Posted at 8:00 am
What is the green inflation ?
“It is now clear that the energy transition and global warming will change the way our society works,” economist Marc-Antoine Dumont, who prepared the analysis report, immediately points out the origin of the term green inflation.
“Whether we’re talking about buying greener goods, tightening environmental standards, or rising sea levels, these changes risk transforming the economic and financial landscape as we know it. This could lead to supply imbalances [de certains biens et services] would be lower than demand and thus cause price increases, a phenomenon known as green inflation. »
What main causes?
Economist Marc-Antoine Dumont identifies two main drivers of the risk of green inflation: climate events that affect the production and supply of essential goods, especially in agriculture, and scarcity of raw materials and production capacity of goods that are essential for the energy transition (ed Note: without fossil fuels).
“The main cause of green inflation it’s very easy. It is an extreme weather event like a storm that destroys or damages manufacturing facilities, reducing the supply of a good or commodity and consequently causing a price increase,” explains Mr. Dumont.
However, “unfortunately, the destruction of supply by extreme weather events is an increasingly common phenomenon. The supply of raw materials, particularly in agriculture, is being severely impacted by declining yields of certain staple crops such as corn, rice and wheat.”
Shortage of energy-efficient goods?

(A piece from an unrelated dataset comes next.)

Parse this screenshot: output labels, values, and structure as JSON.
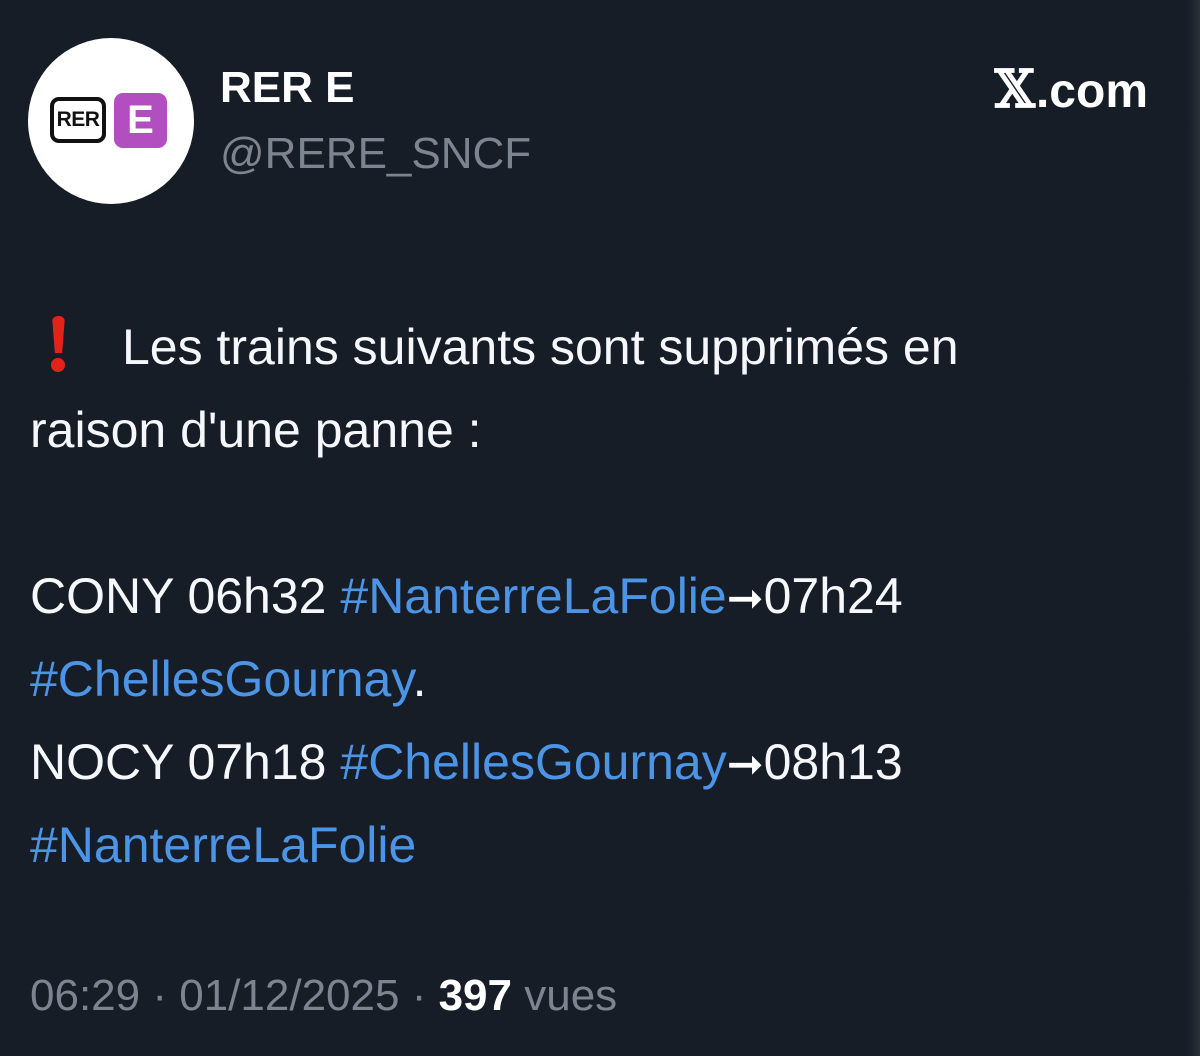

“In view of the unavoidable consequences of global warming, more and more people are adapting their consumption and transport habits in order to minimize their carbon footprint,” says economist Marc-Antoine Dumont, explaining the second main cause green inflation.
For example, “the increased affordability of several green technologies, combined with government incentives, is leading to a significant increase in the purchase of clean goods and services such as electric cars.”
However, Mr. Dumont notes that “the massive deployment of electric vehicles, wind energy or solar energy requires industrial production capacities and technologies that are not yet optimized and the costs of which remain high”.
The Desjardins economist cites as an example the sharp rise in the price of minerals such as lithium, which is essential for the production of electric batteries and whose price has risen by 600% in the last three years.
“Demand for some metals necessary for the energy transition will increase sharply, while supply will remain limited,” notes Marc-Antoine Dumont.
“New mines are needed to feed this growing appetite for metals. However, mining producers also have to deal with declining quality of the minerals. [de mines existantes]which pushes up production costs as more energy is needed” to extract these minerals.
How can the phenomenon be mitigated?
According to economist Marc-Antoine Dumont, “given the complexity and magnitude of the challenges related to the energy transition, there will most likely be price adjustments in some industries”.
Among other things, “the costs of environmental pollution would be integrated into the production costs for the first time”. (For example by integrating the costs related to emission allowances, mandatory recovery/recycling costs, etc.)
That is, according to Mr. Dumont, the risk of green inflation remain “avoidable” because it is “rather associated with an uncoordinated environmental turnaround” by the authorities involved.
For example, “A transition [énergétique] late is to cause a higher risk green inflationsince the measures applied will lead to further market distortions”.
The economist Marc-Antoine Dumont also anticipates “all the more the transition [énergétique] delayed, the greater the consequences of extreme weather events.
Therefore, he concludes, “continued decarbonization efforts while maintaining a good calibration of public and monetary policies are essential to mitigate the risks associated with global warming and green inflation “.